Collected data entries:
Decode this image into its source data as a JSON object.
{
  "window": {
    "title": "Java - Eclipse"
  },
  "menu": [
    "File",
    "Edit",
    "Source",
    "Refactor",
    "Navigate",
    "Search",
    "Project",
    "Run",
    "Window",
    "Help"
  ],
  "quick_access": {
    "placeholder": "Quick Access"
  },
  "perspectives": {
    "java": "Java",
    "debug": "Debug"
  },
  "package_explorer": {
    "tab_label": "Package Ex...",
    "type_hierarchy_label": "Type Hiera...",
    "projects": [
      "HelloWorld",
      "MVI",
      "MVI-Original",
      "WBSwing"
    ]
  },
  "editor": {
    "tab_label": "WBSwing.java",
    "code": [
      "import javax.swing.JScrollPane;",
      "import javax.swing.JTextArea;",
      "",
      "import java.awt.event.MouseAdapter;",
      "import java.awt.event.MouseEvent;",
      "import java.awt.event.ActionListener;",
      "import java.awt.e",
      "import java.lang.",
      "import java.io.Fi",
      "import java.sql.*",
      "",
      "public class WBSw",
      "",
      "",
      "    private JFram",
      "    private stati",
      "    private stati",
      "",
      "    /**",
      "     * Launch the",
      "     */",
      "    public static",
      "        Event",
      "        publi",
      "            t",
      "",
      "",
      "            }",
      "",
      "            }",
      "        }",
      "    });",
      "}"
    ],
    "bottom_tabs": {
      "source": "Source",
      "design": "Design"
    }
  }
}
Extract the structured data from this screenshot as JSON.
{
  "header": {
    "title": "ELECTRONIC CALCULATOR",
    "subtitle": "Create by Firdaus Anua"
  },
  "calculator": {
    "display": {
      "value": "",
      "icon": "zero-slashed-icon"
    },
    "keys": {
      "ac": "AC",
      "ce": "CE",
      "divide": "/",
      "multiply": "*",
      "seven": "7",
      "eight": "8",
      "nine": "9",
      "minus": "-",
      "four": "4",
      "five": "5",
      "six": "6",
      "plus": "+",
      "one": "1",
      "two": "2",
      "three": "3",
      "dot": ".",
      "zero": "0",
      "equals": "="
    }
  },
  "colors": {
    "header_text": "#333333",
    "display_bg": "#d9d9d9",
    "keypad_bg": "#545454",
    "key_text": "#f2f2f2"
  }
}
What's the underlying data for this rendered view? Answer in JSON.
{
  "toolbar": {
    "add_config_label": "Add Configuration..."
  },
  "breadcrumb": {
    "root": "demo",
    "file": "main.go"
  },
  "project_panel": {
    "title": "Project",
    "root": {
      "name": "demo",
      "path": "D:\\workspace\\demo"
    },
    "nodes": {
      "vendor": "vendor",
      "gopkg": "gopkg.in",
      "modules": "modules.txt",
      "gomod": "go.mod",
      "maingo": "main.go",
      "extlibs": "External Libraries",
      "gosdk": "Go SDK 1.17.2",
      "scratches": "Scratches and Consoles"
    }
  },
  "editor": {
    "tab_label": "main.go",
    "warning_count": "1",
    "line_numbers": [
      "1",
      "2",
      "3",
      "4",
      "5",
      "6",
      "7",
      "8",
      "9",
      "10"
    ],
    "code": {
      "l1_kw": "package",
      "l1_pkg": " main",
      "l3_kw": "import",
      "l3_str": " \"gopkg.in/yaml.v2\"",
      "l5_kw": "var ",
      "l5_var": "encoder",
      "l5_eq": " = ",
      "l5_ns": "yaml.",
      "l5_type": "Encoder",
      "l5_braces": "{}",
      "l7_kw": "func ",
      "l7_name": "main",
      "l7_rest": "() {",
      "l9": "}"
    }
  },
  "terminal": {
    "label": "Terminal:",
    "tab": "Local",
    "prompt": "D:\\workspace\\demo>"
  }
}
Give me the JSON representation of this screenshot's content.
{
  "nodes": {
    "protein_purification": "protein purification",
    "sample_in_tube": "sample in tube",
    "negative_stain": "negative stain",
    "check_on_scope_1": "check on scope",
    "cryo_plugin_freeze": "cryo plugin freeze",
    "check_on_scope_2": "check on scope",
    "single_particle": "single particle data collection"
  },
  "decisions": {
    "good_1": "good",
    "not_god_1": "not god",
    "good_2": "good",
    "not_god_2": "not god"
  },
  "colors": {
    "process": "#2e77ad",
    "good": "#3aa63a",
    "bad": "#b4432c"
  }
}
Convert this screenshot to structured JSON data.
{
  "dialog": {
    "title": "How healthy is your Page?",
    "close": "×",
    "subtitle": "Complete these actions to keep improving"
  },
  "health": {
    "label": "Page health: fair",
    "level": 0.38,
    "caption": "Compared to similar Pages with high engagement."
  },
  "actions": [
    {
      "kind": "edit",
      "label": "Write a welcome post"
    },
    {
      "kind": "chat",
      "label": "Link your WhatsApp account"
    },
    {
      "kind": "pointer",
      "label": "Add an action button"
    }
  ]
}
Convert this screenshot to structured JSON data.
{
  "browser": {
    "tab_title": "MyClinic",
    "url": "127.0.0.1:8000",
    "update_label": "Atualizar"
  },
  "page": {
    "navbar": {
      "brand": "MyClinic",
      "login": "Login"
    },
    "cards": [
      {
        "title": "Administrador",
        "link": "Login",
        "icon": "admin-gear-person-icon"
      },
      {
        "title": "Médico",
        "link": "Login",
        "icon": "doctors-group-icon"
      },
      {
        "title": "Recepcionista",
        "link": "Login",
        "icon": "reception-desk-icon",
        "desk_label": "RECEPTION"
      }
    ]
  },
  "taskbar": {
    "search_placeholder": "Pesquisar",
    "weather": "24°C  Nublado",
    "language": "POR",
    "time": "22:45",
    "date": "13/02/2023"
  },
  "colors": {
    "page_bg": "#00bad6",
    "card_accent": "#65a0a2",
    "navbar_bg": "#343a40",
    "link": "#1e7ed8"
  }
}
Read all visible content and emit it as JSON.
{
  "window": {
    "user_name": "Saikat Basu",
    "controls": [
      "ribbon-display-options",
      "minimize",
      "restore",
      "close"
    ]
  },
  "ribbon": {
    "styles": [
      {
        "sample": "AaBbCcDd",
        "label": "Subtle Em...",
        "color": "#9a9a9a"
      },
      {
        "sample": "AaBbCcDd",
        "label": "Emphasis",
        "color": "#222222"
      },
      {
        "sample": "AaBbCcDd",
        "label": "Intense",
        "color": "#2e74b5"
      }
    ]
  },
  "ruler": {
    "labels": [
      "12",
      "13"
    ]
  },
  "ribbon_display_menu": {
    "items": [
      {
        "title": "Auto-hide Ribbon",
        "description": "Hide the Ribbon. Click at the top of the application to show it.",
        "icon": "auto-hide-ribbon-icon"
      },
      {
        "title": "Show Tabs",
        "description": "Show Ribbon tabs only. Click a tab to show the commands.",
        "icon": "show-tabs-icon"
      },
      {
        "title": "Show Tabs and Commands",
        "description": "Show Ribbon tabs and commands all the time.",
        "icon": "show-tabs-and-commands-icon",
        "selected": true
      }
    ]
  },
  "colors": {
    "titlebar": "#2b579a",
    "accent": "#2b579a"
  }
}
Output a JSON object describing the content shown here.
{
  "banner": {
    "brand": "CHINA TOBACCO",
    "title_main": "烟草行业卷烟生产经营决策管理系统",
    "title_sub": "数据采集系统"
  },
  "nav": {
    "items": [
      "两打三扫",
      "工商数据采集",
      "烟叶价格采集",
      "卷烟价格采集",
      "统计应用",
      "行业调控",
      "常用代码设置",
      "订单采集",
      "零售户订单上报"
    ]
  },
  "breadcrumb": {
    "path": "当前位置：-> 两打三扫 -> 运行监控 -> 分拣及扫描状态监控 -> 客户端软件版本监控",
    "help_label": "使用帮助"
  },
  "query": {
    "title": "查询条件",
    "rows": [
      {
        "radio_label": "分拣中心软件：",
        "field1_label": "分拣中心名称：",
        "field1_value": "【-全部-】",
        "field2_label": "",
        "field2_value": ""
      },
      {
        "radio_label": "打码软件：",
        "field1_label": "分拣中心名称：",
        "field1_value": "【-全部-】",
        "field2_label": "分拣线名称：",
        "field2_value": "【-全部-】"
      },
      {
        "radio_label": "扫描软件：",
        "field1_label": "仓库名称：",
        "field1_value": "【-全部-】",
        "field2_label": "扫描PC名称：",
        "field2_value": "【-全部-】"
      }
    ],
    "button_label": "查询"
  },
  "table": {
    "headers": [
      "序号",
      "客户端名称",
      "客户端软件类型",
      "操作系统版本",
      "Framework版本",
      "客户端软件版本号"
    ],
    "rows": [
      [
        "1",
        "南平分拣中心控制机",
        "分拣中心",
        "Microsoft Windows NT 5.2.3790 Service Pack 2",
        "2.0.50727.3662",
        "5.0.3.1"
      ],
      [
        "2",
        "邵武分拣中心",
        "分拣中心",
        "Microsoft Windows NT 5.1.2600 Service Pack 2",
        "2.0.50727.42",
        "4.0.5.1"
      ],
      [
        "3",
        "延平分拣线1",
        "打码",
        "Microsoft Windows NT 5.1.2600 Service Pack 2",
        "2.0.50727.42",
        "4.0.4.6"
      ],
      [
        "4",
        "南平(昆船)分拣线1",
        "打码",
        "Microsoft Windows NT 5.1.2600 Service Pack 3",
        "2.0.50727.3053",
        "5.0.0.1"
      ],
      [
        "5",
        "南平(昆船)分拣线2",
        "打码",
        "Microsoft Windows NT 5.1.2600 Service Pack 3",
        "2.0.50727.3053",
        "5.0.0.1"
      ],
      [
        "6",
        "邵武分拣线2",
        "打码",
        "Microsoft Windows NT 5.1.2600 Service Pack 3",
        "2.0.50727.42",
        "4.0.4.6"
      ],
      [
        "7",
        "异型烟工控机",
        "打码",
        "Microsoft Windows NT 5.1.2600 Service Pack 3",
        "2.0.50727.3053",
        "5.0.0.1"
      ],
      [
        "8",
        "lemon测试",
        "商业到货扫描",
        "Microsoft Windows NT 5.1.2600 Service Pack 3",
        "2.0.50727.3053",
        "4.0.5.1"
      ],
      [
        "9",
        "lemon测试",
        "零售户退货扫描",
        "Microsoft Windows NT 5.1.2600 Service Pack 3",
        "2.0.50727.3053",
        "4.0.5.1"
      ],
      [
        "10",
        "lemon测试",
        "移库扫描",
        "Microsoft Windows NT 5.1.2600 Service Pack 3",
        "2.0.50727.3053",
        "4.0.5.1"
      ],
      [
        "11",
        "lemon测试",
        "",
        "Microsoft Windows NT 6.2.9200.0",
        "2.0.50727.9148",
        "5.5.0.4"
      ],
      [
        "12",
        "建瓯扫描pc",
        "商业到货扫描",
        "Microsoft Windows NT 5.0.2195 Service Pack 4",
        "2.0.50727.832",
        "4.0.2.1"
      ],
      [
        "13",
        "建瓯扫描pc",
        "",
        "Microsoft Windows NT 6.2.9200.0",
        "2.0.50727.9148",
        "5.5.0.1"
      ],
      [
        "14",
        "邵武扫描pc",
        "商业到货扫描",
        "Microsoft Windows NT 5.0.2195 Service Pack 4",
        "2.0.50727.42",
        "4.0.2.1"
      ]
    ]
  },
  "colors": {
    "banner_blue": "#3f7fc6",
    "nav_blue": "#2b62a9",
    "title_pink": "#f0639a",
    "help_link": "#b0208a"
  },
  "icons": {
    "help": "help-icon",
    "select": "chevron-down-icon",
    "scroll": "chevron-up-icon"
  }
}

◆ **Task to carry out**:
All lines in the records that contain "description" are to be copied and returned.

◆ **Your solution**:
        "description": "Hide the Ribbon. Click at the top of the application to show it.",
        "description": "Show Ribbon tabs only. Click a tab to show the commands.",
        "description": "Show Ribbon tabs and commands all the time.",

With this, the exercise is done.